But the Court has proven to be impervious to attacks on its reputation.  As designed, the Supreme Court, even at it has become more partisan, remains insulated from partisan attacks.  The justices have lifetime appointments, and their legacies are generally not sorted out until long after they have left the bench.  In real time, criticism no matter how harsh or justified can't really touch them.  So if and when Brett Kavanaugh -- or a right wing doppleganger -- is confirmed it won't matter how he (or she) got there. Like Clarence Thomas, he (or she) will be there for life.  And with Thomas, Gorsuch (the beneficiary of the Garland theft) and Bush II picks Alito and Roberts, the new justice will anchor a right wing majority that will transform the country's legal landscape.

And that's the end game for conservatives.  They don't care that the president is an amoral, ignorant monster as long as he nominates judges and justices who will please Evangelical Christians, the Koch Brothers and Wall Street. They probably don't really care whether they keep the House or even the Senate in the midterms if it means cementing a right wing majority on the Court.

They would see that as a pyrrhic victory for Democrats.  They understand that the country's evolving demographics are not on their side and that their base of non-college educated white men is dwindling.  But they don't need a majority if they control the courts.  They can come back and win elections with court-approved unregulated campaign funds, gerrymandering and voter suppression.  And they know that even if the Democrats control Congress, the courts as in the days of yore, can strike down progressive legislation. 

But what the Republicans are not counting on is the magnitude of the blowback.  As happened after the Thomas hearings, the despicable treatment of Kavanaugh's accuser by hamfisted Senate Republicans will further energize and empower current generations of women and non-deplorable men.

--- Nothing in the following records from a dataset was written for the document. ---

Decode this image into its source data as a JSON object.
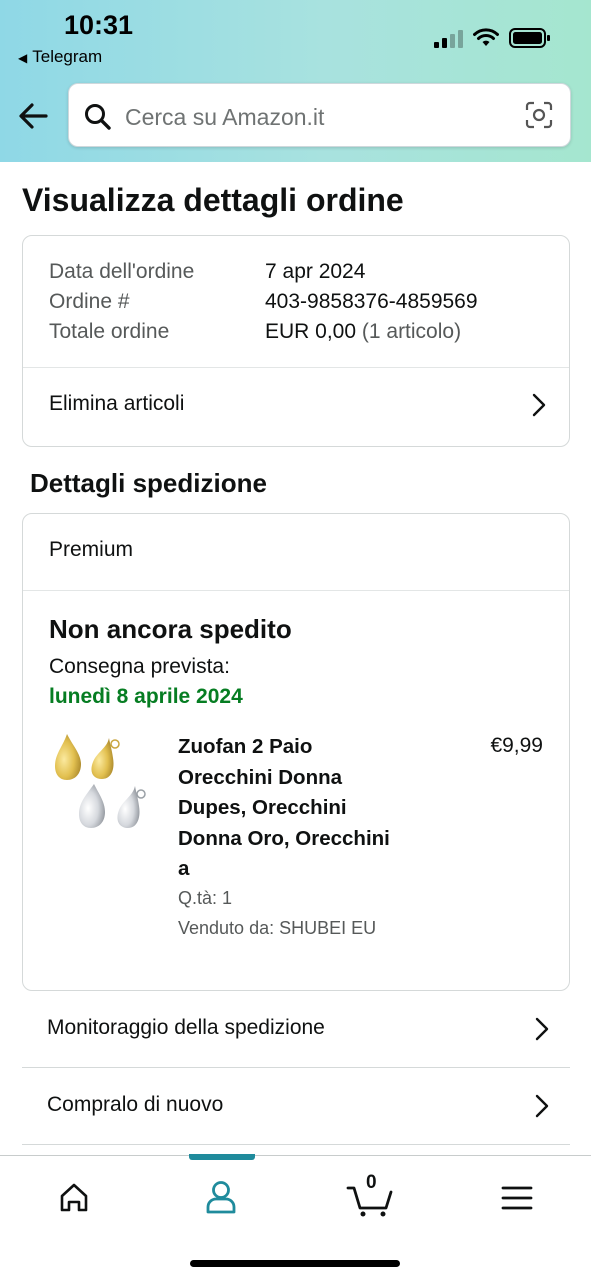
{
  "status_bar": {
    "time": "10:31",
    "back_app": "Telegram"
  },
  "search": {
    "placeholder": "Cerca su Amazon.it",
    "icons": [
      "back-arrow-icon",
      "search-icon",
      "camera-scan-icon"
    ]
  },
  "page_title": "Visualizza dettagli ordine",
  "order": {
    "rows": [
      {
        "label": "Data dell'ordine",
        "value": "7 apr 2024"
      },
      {
        "label": "Ordine #",
        "value": "403-9858376-4859569"
      },
      {
        "label": "Totale ordine",
        "value": "EUR 0,00",
        "value_suffix": " (1 articolo)"
      }
    ],
    "delete_items": "Elimina articoli"
  },
  "shipment": {
    "section_title": "Dettagli spedizione",
    "tier": "Premium",
    "status": "Non ancora spedito",
    "delivery_label": "Consegna prevista:",
    "delivery_date": "lunedì 8 aprile 2024",
    "delivery_color": "#067d22",
    "product": {
      "title": "Zuofan 2 Paio\nOrecchini Donna\nDupes, Orecchini\nDonna Oro, Orecchini\na",
      "price": "€9,99",
      "qty": "Q.tà: 1",
      "seller": "Venduto da: SHUBEI EU"
    }
  },
  "actions": [
    {
      "label": "Monitoraggio della spedizione"
    },
    {
      "label": "Compralo di nuovo"
    }
  ],
  "tab_bar": {
    "cart_count": "0",
    "active_tab": "account",
    "accent": "#1f8b9c",
    "tabs": [
      "home-icon",
      "account-icon",
      "cart-icon",
      "menu-icon"
    ]
  }
}
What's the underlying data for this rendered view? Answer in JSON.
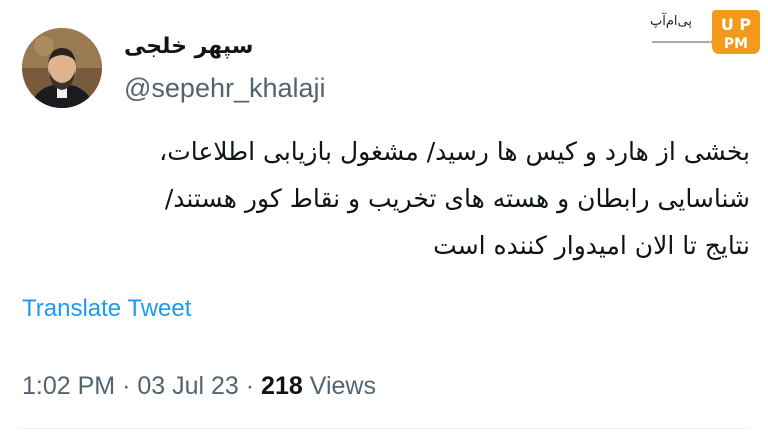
{
  "author": {
    "name": "سپهر خلجی",
    "handle": "@sepehr_khalaji"
  },
  "watermark": {
    "text": "پی‌ام‌آپ",
    "badge": "UPM"
  },
  "tweet": {
    "lines": [
      "بخشی از هارد و کیس ها رسید/ مشغول بازیابی اطلاعات،",
      "شناسایی رابطان و هسته های تخریب و نقاط کور هستند/",
      "نتایج تا الان امیدوار کننده است"
    ]
  },
  "translate_label": "Translate Tweet",
  "meta": {
    "time": "1:02 PM",
    "sep1": "·",
    "date": "03 Jul 23",
    "sep2": "·",
    "views_count": "218",
    "views_label": "Views"
  },
  "colors": {
    "link": "#1d9bf0",
    "secondary_text": "#536471",
    "primary_text": "#0f1419",
    "logo_orange": "#f39a1b"
  }
}
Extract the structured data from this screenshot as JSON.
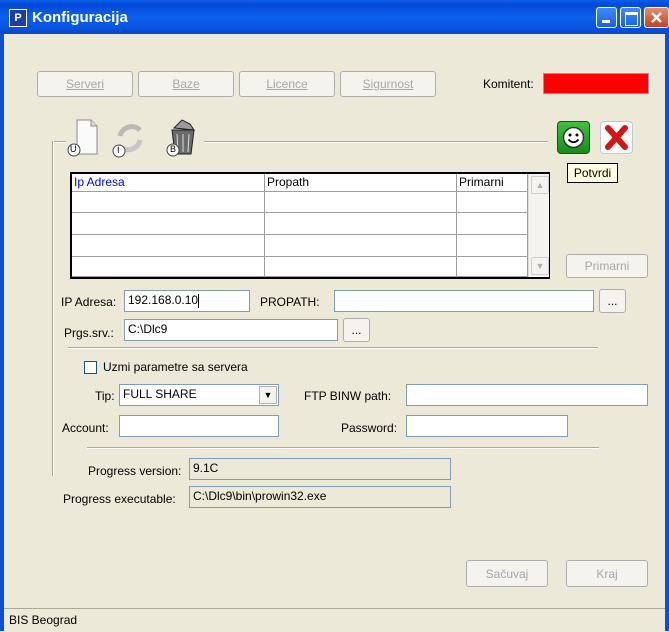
{
  "window": {
    "title": "Konfiguracija",
    "icon_glyph": "P"
  },
  "tabs": {
    "serveri": "Serveri",
    "baze": "Baze",
    "licence": "Licence",
    "sigurnost": "Sigurnost"
  },
  "komitent": {
    "label": "Komitent:",
    "color": "#ff0000"
  },
  "toolbar": {
    "icon_u": "U",
    "icon_i": "I",
    "icon_b": "B",
    "tooltip": "Potvrdi"
  },
  "grid": {
    "columns": [
      "Ip Adresa",
      "Propath",
      "Primarni"
    ],
    "rows": 4
  },
  "primarni_button": "Primarni",
  "ip": {
    "label": "IP Adresa:",
    "value": "192.168.0.10"
  },
  "propath": {
    "label": "PROPATH:",
    "value": "",
    "browse": "..."
  },
  "prgs": {
    "label": "Prgs.srv.:",
    "value": "C:\\Dlc9",
    "browse": "..."
  },
  "uzmi": {
    "label": "Uzmi parametre sa servera",
    "checked": false
  },
  "tip": {
    "label": "Tip:",
    "value": "FULL SHARE"
  },
  "ftp": {
    "label": "FTP BINW path:",
    "value": ""
  },
  "account": {
    "label": "Account:",
    "value": ""
  },
  "password": {
    "label": "Password:",
    "value": ""
  },
  "progress_version": {
    "label": "Progress version:",
    "value": "9.1C"
  },
  "progress_exe": {
    "label": "Progress executable:",
    "value": "C:\\Dlc9\\bin\\prowin32.exe"
  },
  "buttons": {
    "sacuvaj": "Sačuvaj",
    "kraj": "Kraj"
  },
  "status": "BIS Beograd"
}
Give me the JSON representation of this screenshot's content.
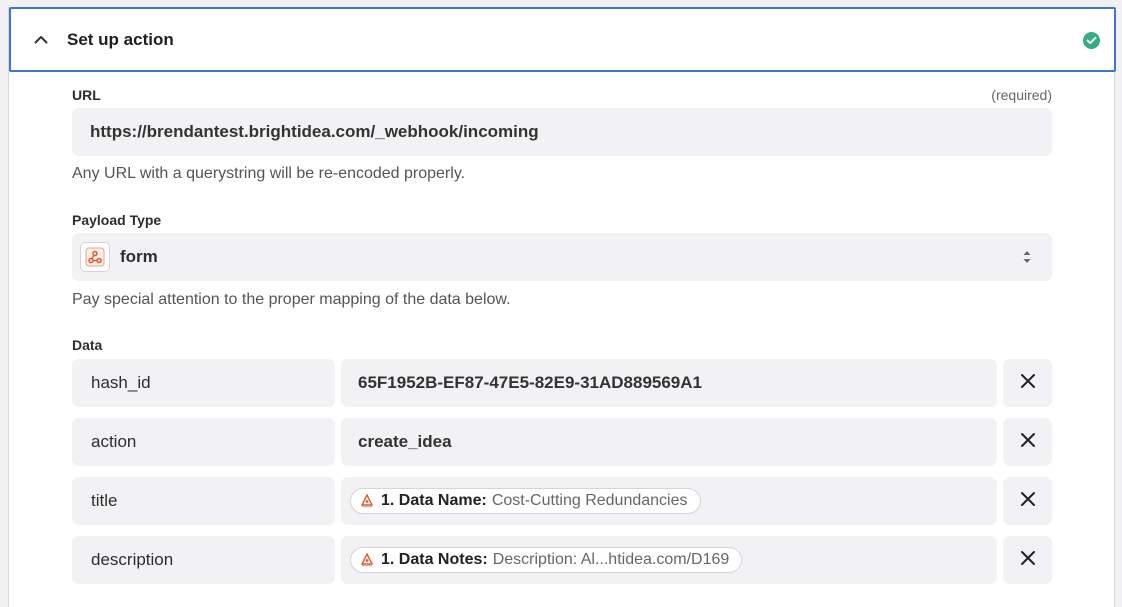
{
  "section": {
    "title": "Set up action"
  },
  "url": {
    "label": "URL",
    "required": "(required)",
    "value": "https://brendantest.brightidea.com/_webhook/incoming",
    "help": "Any URL with a querystring will be re-encoded properly."
  },
  "payload": {
    "label": "Payload Type",
    "value": "form",
    "help": "Pay special attention to the proper mapping of the data below."
  },
  "data": {
    "label": "Data",
    "rows": [
      {
        "key": "hash_id",
        "value": "65F1952B-EF87-47E5-82E9-31AD889569A1"
      },
      {
        "key": "action",
        "value": "create_idea"
      },
      {
        "key": "title",
        "pill_key": "1. Data Name:",
        "pill_value": "Cost-Cutting Redundancies"
      },
      {
        "key": "description",
        "pill_key": "1. Data Notes:",
        "pill_value": "Description: Al...htidea.com/D169"
      }
    ]
  },
  "colors": {
    "accent_border": "#3d74d6",
    "success": "#35ad84",
    "field_bg": "#f2f2f4"
  },
  "icons": {
    "collapse": "chevron-up-icon",
    "status": "check-circle-icon",
    "app": "webhook-icon",
    "select": "sort-arrows-icon",
    "remove": "close-icon"
  }
}
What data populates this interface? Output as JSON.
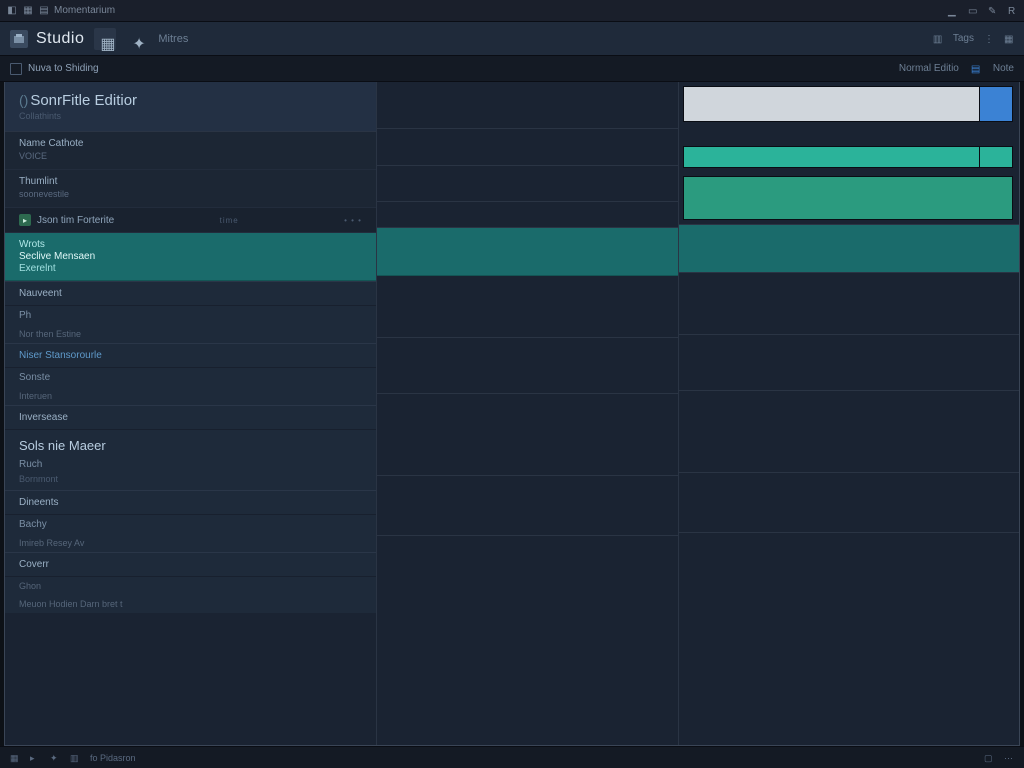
{
  "titlebar": {
    "app": "Momentarium"
  },
  "topbar": {
    "brand": "Studio",
    "menu": "Mitres",
    "right_label": "Tags"
  },
  "tabbar": {
    "tab1": "Nuva to Shiding",
    "right1": "Normal Editio",
    "right2": "Note"
  },
  "editor": {
    "title": "SonrFitle Editior",
    "subtitle": "Collathints",
    "prop1": {
      "label": "Name Cathote",
      "value": "VOICE"
    },
    "prop2": {
      "label": "Thumlint",
      "value": "soonevestile"
    },
    "runtime": "Json tim Forterite",
    "runtime_tag": "time",
    "teal": {
      "l1": "Wrots",
      "l2": "Seclive Mensaen",
      "l3": "Exerelnt"
    },
    "g1": {
      "head": "Nauveent",
      "i1": "Ph",
      "i2": "Nor then Estine"
    },
    "g2": {
      "head": "Niser Stansorourle",
      "i1": "Sonste",
      "i2": "Interuen"
    },
    "g3": {
      "head": "Inversease",
      "title": "Sols nie Maeer",
      "i1": "Ruch",
      "i2": "Bornmont"
    },
    "g4": {
      "head": "Dineents",
      "i1": "Bachy",
      "i2": "Imireb Resey Av"
    },
    "g5": {
      "head": "Coverr",
      "i1": "Ghon",
      "i2": "Meuon Hodien Darn bret t"
    }
  },
  "statusbar": {
    "label": "fo Pidasron"
  },
  "colors": {
    "teal": "#1a6b6b",
    "mint": "#2bb39a",
    "green": "#2b9b7f",
    "light": "#d0d6dc",
    "blue": "#3b82d4"
  }
}
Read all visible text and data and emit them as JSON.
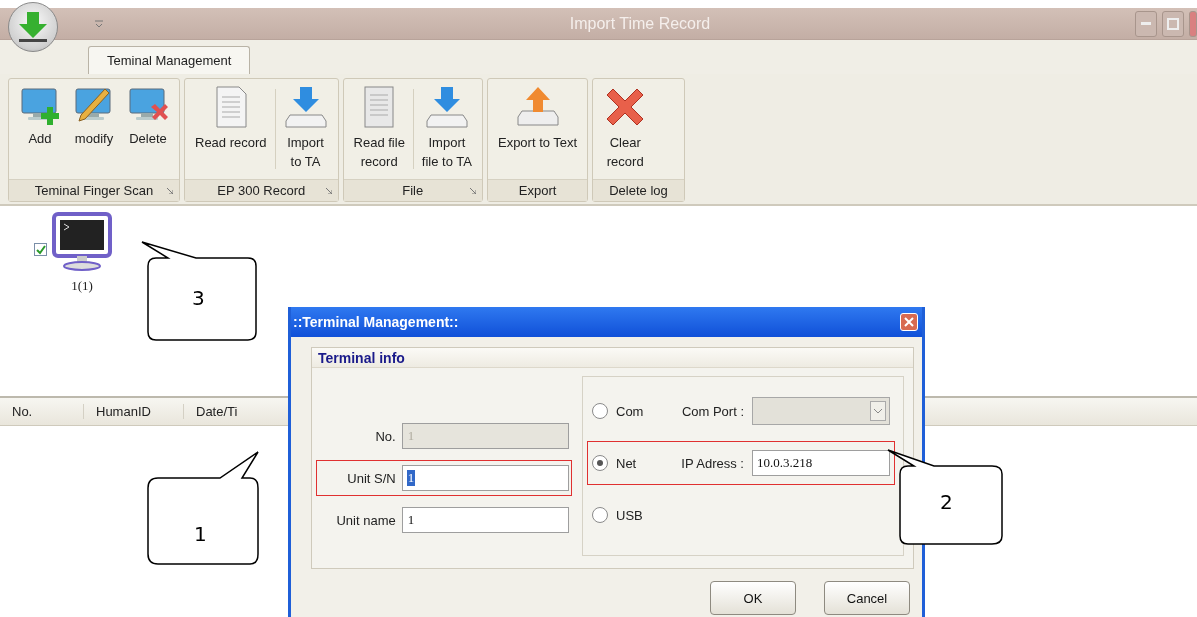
{
  "window": {
    "title": "Import Time Record"
  },
  "tabs": [
    {
      "label": "Teminal Management",
      "selected": true
    }
  ],
  "ribbon": {
    "groups": [
      {
        "label": "Teminal Finger Scan",
        "launcher": true,
        "buttons": [
          {
            "kind": "add",
            "label": "Add"
          },
          {
            "kind": "modify",
            "label": "modify"
          },
          {
            "kind": "delete",
            "label": "Delete"
          }
        ]
      },
      {
        "label": "EP 300 Record",
        "launcher": true,
        "buttons": [
          {
            "kind": "document",
            "label": "Read record"
          },
          {
            "kind": "import",
            "label": "Import\nto TA"
          }
        ]
      },
      {
        "label": "File",
        "launcher": true,
        "buttons": [
          {
            "kind": "book",
            "label": "Read file\nrecord"
          },
          {
            "kind": "import",
            "label": "Import\nfile to TA"
          }
        ]
      },
      {
        "label": "Export",
        "launcher": false,
        "buttons": [
          {
            "kind": "export",
            "label": "Export to Text"
          }
        ]
      },
      {
        "label": "Delete log",
        "launcher": false,
        "buttons": [
          {
            "kind": "clear",
            "label": "Clear\nrecord"
          }
        ]
      }
    ]
  },
  "devices": [
    {
      "label": "1(1)",
      "checked": true
    }
  ],
  "table": {
    "columns": [
      "No.",
      "HumanID",
      "Date/Ti"
    ]
  },
  "dialog": {
    "title": "::Terminal Management::",
    "section": "Terminal info",
    "fields": [
      {
        "label": "No.",
        "value": "1",
        "disabled": true,
        "highlighted": false,
        "annotated": false
      },
      {
        "label": "Unit S/N",
        "value": "1",
        "disabled": false,
        "highlighted": true,
        "annotated": true
      },
      {
        "label": "Unit name",
        "value": "1",
        "disabled": false,
        "highlighted": false,
        "annotated": false
      }
    ],
    "connections": [
      {
        "label": "Com",
        "selected": false,
        "kind": "dropdown",
        "field_label": "Com Port :",
        "disabled": true,
        "annotated": false
      },
      {
        "label": "Net",
        "selected": true,
        "kind": "text",
        "field_label": "IP Adress :",
        "value": "10.0.3.218",
        "annotated": true
      },
      {
        "label": "USB",
        "selected": false,
        "kind": "none",
        "annotated": false
      }
    ],
    "buttons": [
      "OK",
      "Cancel"
    ]
  },
  "callouts": [
    {
      "label": "3"
    },
    {
      "label": "1"
    },
    {
      "label": "2"
    }
  ]
}
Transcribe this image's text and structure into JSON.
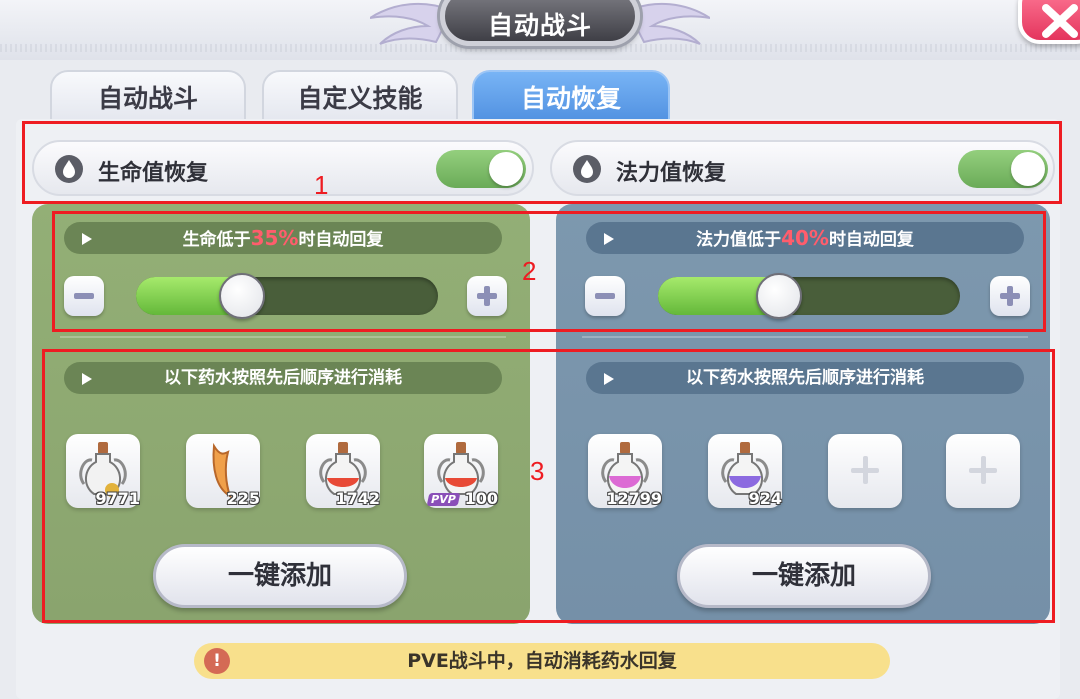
{
  "header": {
    "title": "自动战斗",
    "close_icon": "close-icon"
  },
  "tabs": [
    {
      "label": "自动战斗",
      "active": false
    },
    {
      "label": "自定义技能",
      "active": false
    },
    {
      "label": "自动恢复",
      "active": true
    }
  ],
  "hp": {
    "toggle_label": "生命值恢复",
    "toggle_on": true,
    "threshold_prefix": "生命低于",
    "threshold_value": "35%",
    "threshold_suffix": "时自动回复",
    "slider_fraction": 0.35,
    "order_text": "以下药水按照先后顺序进行消耗",
    "potions": [
      {
        "icon": "white-potion-icon",
        "qty": "9771"
      },
      {
        "icon": "horn-potion-icon",
        "qty": "225"
      },
      {
        "icon": "red-potion-icon",
        "qty": "1742"
      },
      {
        "icon": "pvp-red-potion-icon",
        "qty": "100",
        "tag": "PVP"
      }
    ],
    "add_button": "一键添加"
  },
  "mp": {
    "toggle_label": "法力值恢复",
    "toggle_on": true,
    "threshold_prefix": "法力值低于",
    "threshold_value": "40%",
    "threshold_suffix": "时自动回复",
    "slider_fraction": 0.4,
    "order_text": "以下药水按照先后顺序进行消耗",
    "potions": [
      {
        "icon": "pink-potion-icon",
        "qty": "12799"
      },
      {
        "icon": "purple-potion-icon",
        "qty": "924"
      }
    ],
    "empty_slots": 2,
    "add_button": "一键添加"
  },
  "annotations": [
    "1",
    "2",
    "3"
  ],
  "notice": "PVE战斗中，自动消耗药水回复",
  "colors": {
    "annotation_red": "#ee1c22",
    "tab_active": "#5a9be8",
    "hp_panel": "#8ea872",
    "mp_panel": "#7993aa",
    "switch_on": "#7dbc66",
    "threshold_highlight": "#ff5d6c",
    "notice_bg": "#f8e08c"
  }
}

One would think that Trump's misogyny and history of sexual misconduct, GOP support for other sexual predators, and their War on Women, from attempting to defund Planned Parenthood to voting against renewing the Violence Against Women Act, would be enough.  But their uncompromising support of Kavanaugh and trashing of Christine Blasey Ford, his accuser, should be the last straw.  If Kavanugh is confirmed despite credible and corroborated evidence that he sexually assaulted a 15-year old girl -- and then lied about it -- the level of outrage should propel Democrats to victory this November.

But that's not all.  Kavanaugh's confirmation, as well as the chipping away of Roe v. Wade and other disastrous court decisions that Kavanaugh's confirmation ensures, will continue to resonate in 2020 when Elizabeth Warren, Kamala Harris, Kirsten Gillibrand and others will have potent arguments for why women need to lead this country in the White House as well as in state and federal legislatures. 

In 2020, Clarence Thomas will be 72.  He will not be on the Court forever.  When he goes, the Democrats will be in power and replace him, resulting in a liberal majority on the Court for the first time since the Warren Court was dismantled during the Nixon Administration.  The old white men of the Republican Party will eventually be gone too -- replaced by a progressive majority that truly represents the diversity of the country.

That's our end game.